    It was also pretty common for someone to just misremember a price – I’d show them the site they’d mentioned, and discover the item in question was $29.95, not $20 like they’d said it was. Sometimes this would work in our favor as well – someone would buy a game, saying “I haven’t seen that this cheap before” to something that had an MSRP printed on the cover.


    Thanks for the input!

    I did mention that some of the games I was looking at were the same or perhaps even more expensive through Amazon, Galaxy Trucker being the only majorly discounted game I noticed on quick inspection. Interestingly (or perhaps not…) the expansion for GT was more expensive on Amazon than in the local store.

    The kind of things you described your store doing are exactly what I imagined my own store doing which is cool but I am uncertain how good I would be at any of it.

    Heh, one major thing for me to consider is my wife. She is very understanding of my game craziness but she is also a very frugal person.

    Again thanks for stopping by, I certainly can’t disagree with your points.


    Cheers to John Michalko, wherever he is, great to know he’s still running [excellent, I’m sure] games!


    It’s strange. For a lot of the purchases I make these days (movies, books, music, computer software and hardware) online is where I do virtually all of my shopping.

    Yet games, even video games (in part for different reasons), I still seek out in local stores most of the time. I guess I really like to browse the boxes, feel their weight, and get into the tactile side of it. The fantastic packaging that some games have received in recent years makes a much bigger impact in person.

    I often choose games for two reasons: one, I remember having played a game in the past when I tried it out with Josh or others. Reason two? Basically on a whim… and those decisions are made much more readily while I’m browsing physical shelves of games than any site I’ve come across.

    In short, local game stores still provide me a better shopping experience, and as long as that’s the case I’ll continue to visit them.


    I use to almost exclusively purchase games on a whim.

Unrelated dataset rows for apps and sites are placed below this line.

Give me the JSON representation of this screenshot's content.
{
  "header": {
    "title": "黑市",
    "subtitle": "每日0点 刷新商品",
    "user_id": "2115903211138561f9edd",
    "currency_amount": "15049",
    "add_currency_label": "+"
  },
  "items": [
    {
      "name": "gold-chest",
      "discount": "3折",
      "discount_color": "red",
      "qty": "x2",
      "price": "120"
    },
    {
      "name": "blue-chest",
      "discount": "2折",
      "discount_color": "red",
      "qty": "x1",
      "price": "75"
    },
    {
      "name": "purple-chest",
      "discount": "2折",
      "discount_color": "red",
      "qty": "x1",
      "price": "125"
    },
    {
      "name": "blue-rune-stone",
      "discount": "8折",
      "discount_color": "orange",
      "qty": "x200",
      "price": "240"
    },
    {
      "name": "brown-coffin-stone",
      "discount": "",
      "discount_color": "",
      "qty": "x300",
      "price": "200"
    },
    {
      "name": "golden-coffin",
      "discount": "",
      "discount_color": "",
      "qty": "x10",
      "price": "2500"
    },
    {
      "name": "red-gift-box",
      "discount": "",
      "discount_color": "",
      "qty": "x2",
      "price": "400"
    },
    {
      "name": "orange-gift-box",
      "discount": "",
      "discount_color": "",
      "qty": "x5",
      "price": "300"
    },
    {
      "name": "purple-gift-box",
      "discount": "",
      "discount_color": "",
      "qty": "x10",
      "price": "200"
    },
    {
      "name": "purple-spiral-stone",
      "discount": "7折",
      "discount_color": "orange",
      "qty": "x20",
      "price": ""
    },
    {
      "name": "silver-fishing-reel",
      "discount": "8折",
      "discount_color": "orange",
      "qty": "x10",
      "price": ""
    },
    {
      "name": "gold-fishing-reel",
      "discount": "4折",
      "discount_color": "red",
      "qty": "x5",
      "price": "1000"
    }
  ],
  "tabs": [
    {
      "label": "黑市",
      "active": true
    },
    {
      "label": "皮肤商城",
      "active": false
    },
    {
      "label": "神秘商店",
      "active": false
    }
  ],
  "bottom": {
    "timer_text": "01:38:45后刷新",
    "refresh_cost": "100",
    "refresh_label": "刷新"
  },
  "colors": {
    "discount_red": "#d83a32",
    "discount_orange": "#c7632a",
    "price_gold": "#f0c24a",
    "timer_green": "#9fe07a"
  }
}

I had a theory that all game purchases were a bit of a crap shoot as to whether or not they would be appreciated by my group of players. More recently I have delved into reading extensive reviews and comments about a game before I purchase it (well… before I have someone else purchase it at any rate… heh) and I have to say that the results have been rather impressive. While not every game that has come highly recommended has been a knock out and not every game that with a mediocre rating has been terrible reading the reviews has certainly helped me decide if a game would be good for our group or not.


    I suspect I’d be in a similar situation regarding strategic planning of game purchases if:

    1. I played more games than I do now, or spent more time playing them
    2. I purchased more games per year

    As it is now, I have far more games in the ol’ game closet (it is cool to have them in their own closet now!) than our group seems to ever be able to play. Thus adding new games is something of a luxury and if one bombs we still have tons of backups to try, not to mention tried-and-tested successes to fall back on.

    But there’s also that little element of emotion in my games shopping; normally I’m a highly rational person, but shopping for games is one of those rare situations where I let my emotional weighting processes take front-seat in my decisions.

    Overall, probably not something I’m likely to change all that soon, even if I can see the point and respect the notion of researching games before a purchase.